General Motors has issued a recall of its Chevy Bolt electric vehicle that expands on an earlier recall. The notice applies to all Chevy Bolt models from 2020 to 2022 and all remaining 2019 models. The recall follows numerous reports of fires linked to the vehicle’s LG-made battery pack.
GM has stated that it will replace faulty battery packs in affected Chevy Bolt vehicles. All costs, which could total $1 billion, will be borne by the automotive major.
The recall affects 52,403 Chevy Bolts in the United States and 9,019 in Canada from the model years 2020 to 2022. It also includes 6,989 Chevrolet Bolts in the United States and 1,212 in Canada from the 2019 model year that was not included in the previous recall. According to GM, the batteries that come with the new modules will have an 8-year/100,000-mile limited warranty.

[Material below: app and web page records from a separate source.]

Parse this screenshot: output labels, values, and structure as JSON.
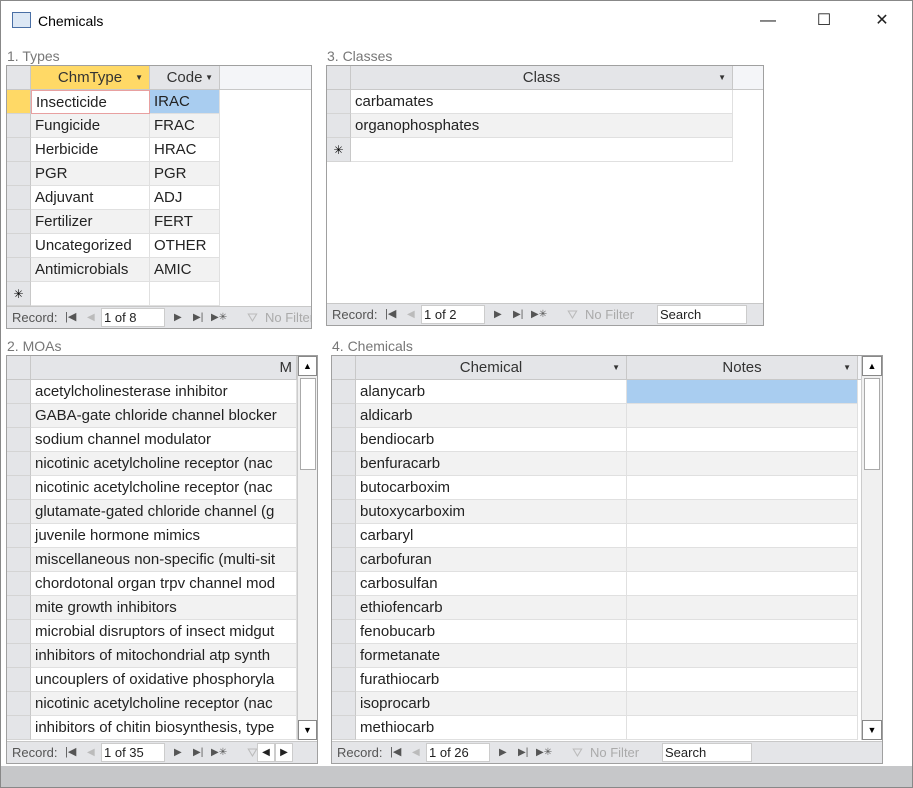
{
  "window": {
    "title": "Chemicals",
    "minimize": "—",
    "maximize": "☐",
    "close": "✕"
  },
  "types": {
    "label": "1. Types",
    "headers": [
      "ChmType",
      "Code"
    ],
    "rows": [
      [
        "Insecticide",
        "IRAC"
      ],
      [
        "Fungicide",
        "FRAC"
      ],
      [
        "Herbicide",
        "HRAC"
      ],
      [
        "PGR",
        "PGR"
      ],
      [
        "Adjuvant",
        "ADJ"
      ],
      [
        "Fertilizer",
        "FERT"
      ],
      [
        "Uncategorized",
        "OTHER"
      ],
      [
        "Antimicrobials",
        "AMIC"
      ]
    ],
    "nav": {
      "record_label": "Record:",
      "position": "1 of 8",
      "filter": "No Filter"
    }
  },
  "classes": {
    "label": "3. Classes",
    "headers": [
      "Class"
    ],
    "rows": [
      [
        "carbamates"
      ],
      [
        "organophosphates"
      ]
    ],
    "nav": {
      "record_label": "Record:",
      "position": "1 of 2",
      "filter": "No Filter",
      "search": "Search"
    }
  },
  "moas": {
    "label": "2. MOAs",
    "headers": [
      "M"
    ],
    "rows": [
      [
        "acetylcholinesterase inhibitor"
      ],
      [
        "GABA-gate chloride channel blocker"
      ],
      [
        "sodium channel modulator"
      ],
      [
        "nicotinic acetylcholine receptor (nac"
      ],
      [
        "nicotinic acetylcholine receptor (nac"
      ],
      [
        "glutamate-gated chloride channel (g"
      ],
      [
        "juvenile hormone mimics"
      ],
      [
        "miscellaneous non-specific (multi-sit"
      ],
      [
        "chordotonal organ trpv channel mod"
      ],
      [
        "mite growth inhibitors"
      ],
      [
        "microbial disruptors of insect midgut"
      ],
      [
        "inhibitors of mitochondrial atp synth"
      ],
      [
        "uncouplers of oxidative phosphoryla"
      ],
      [
        "nicotinic acetylcholine receptor (nac"
      ],
      [
        "inhibitors of chitin biosynthesis, type"
      ]
    ],
    "nav": {
      "record_label": "Record:",
      "position": "1 of 35"
    }
  },
  "chemicals": {
    "label": "4. Chemicals",
    "headers": [
      "Chemical",
      "Notes"
    ],
    "rows": [
      [
        "alanycarb",
        ""
      ],
      [
        "aldicarb",
        ""
      ],
      [
        "bendiocarb",
        ""
      ],
      [
        "benfuracarb",
        ""
      ],
      [
        "butocarboxim",
        ""
      ],
      [
        "butoxycarboxim",
        ""
      ],
      [
        "carbaryl",
        ""
      ],
      [
        "carbofuran",
        ""
      ],
      [
        "carbosulfan",
        ""
      ],
      [
        "ethiofencarb",
        ""
      ],
      [
        "fenobucarb",
        ""
      ],
      [
        "formetanate",
        ""
      ],
      [
        "furathiocarb",
        ""
      ],
      [
        "isoprocarb",
        ""
      ],
      [
        "methiocarb",
        ""
      ]
    ],
    "nav": {
      "record_label": "Record:",
      "position": "1 of 26",
      "filter": "No Filter",
      "search": "Search"
    }
  },
  "colors": {
    "active_header": "#ffd966",
    "selected_cell": "#a9cdf0",
    "new_record_marker": "✳"
  }
}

Although GM claims that the fires have only occurred in “rare circumstances,” the company considers the problem serious enough that it is advising Chevy Bolt owners to park their vehicle outside immediately after charging it and not to charge it indoors overnight.
Furthermore, owners should set their Chevy Bolt to a 90 percent state of charge limitation using Target Charge Level mode until the vehicle has been repaired. Owners should also make an effort to charge their Chevy Bolt more frequently to avoid depleting the battery below 70 miles (113 km) of the remaining range.
“Our focus on safety and doing the right thing for our customers guides every decision we make at GM,” General Motors executive Doug Parks said in a press release. “As leaders in the transition to an all-electric future, we know that building and maintaining trust is critical. GM customers can be confident in our commitment to taking steps to ensure the safety of these vehicles.”
GM’s first Chevy Bolt recall for a battery issue occurred in November 2020, affecting 51,000 vehicles in the United States from the 2017 to 2019 model years. However, several subsequent battery-related fires prompted GM to issue a second recall for the same model years in July 2021, blaming the problem on discovering other manufacturing jobs.
The latest recall, which covers more recent models, will come as a blow to GM as the automaker works toward its goal of offering an EV-only lineup starting in 2035.
Source: Digital Trends
Image Credits: NPR.org